The vacant Amerock building in downtown Rockford was was placed on the National Register of Historic Places in 2011. Local group, Friends of Ziock, helped the building garner the recognition.
Friends of Ziock member, Don Bissell, says, “It’s not architecturally significant, but it is significant for the fact that it’s tied to an early Rockford business.”
That’s how Amerock was able to receive the certification. It also qualifies the building to receive historic tax credits from the state, money that goes toward developing the buildings deemed historically significant.
The tax credits are supposed to help Wisconsin developer Gorman & Company, Inc. turn Amerock into an Embassy Suites Hotel and Conference Center.
The state’s tax credits are scheduled to run out this year, and the budget impasse in Springfield could stop them from being extended.
Rockford Mayor Larry Morrissey took a trip to Springfield Thursday to ask lawmakers for a five year extension.
He says, “We don’t want to think about what would happen if it doesn’t get extended. We know it would be the loss of a lot of jobs, the loss of a lot of tremendous economic opportunity in our area.”
Bissell says his Friends of Ziock group has turned their attention to trying to get historic tax credits for the vacant Chick Hotel on South Main Street, and the old Freight Depot on Cedar Street, but fear the state stalemate could bring downtown development to a standstill.
Bissell says, “It would be very disappointing.
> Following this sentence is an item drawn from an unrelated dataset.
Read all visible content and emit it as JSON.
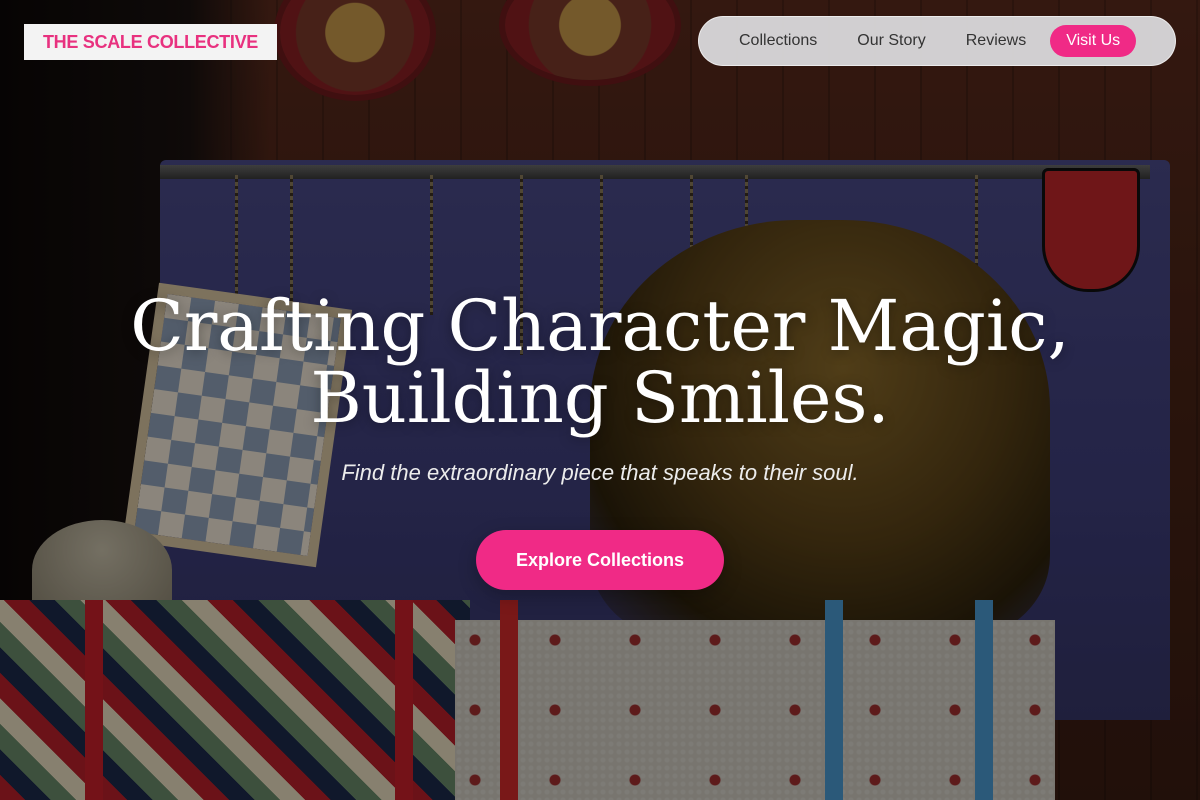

I think we’re on a good path right now, and we need to maintain that.”
The state historic tax credits are supposed to pay for nearly a third of the $67 million Amerock project. Gorman CEO Gary Gorman, and Mayor Morrissey, have taken trips to China hoping to secure $25 million for the project through EB5 funding, a Federal program designed by Congress to stimulate the U.S. economy through foreign investment. Gorman told Eyewitness News in February of this year that he is not ruling out asking for more EB5 money if the tax credits are not extended.